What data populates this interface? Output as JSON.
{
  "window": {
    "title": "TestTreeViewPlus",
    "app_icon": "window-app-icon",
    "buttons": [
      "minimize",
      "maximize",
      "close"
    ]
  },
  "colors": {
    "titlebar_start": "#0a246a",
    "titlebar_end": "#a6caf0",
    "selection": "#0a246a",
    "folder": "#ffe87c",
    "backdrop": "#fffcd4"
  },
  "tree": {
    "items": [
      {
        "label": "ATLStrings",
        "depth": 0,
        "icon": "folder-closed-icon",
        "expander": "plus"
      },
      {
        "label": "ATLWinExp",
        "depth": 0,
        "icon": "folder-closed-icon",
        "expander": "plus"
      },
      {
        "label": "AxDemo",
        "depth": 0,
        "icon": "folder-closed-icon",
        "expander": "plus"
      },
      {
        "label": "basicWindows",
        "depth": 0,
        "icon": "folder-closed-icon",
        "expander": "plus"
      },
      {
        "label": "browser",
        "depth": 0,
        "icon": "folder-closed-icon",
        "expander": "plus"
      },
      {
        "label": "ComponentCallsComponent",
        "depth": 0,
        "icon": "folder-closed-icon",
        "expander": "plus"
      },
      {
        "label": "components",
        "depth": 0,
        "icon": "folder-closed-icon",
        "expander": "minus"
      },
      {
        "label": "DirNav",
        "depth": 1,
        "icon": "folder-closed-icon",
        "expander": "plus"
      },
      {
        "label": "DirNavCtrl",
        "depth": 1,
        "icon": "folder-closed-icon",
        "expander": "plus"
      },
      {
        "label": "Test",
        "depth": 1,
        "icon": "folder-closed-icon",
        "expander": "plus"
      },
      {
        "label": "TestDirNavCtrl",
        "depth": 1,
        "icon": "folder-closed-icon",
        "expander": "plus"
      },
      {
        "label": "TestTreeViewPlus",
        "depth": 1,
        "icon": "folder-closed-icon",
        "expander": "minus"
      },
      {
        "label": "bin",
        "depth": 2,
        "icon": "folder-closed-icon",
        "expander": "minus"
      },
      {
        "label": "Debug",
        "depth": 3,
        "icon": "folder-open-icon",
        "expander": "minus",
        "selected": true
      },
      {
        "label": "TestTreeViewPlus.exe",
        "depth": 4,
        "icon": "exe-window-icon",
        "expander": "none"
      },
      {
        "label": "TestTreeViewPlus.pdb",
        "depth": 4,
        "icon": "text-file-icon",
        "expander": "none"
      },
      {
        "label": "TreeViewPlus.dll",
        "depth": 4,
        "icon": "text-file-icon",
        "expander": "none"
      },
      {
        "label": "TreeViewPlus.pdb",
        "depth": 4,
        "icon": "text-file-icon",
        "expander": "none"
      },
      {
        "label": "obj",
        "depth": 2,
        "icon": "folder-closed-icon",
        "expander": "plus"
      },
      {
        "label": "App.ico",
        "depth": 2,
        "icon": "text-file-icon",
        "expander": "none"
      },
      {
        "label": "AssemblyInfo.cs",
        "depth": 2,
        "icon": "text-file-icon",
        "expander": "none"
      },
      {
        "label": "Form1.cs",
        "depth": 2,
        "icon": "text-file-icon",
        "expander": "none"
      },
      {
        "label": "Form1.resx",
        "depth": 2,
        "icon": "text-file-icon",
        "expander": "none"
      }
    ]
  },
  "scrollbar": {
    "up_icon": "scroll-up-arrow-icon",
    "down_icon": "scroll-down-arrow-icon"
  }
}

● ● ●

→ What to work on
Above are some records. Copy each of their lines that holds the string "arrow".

→ Completed task
    "up_icon": "scroll-up-arrow-icon",
    "down_icon": "scroll-down-arrow-icon"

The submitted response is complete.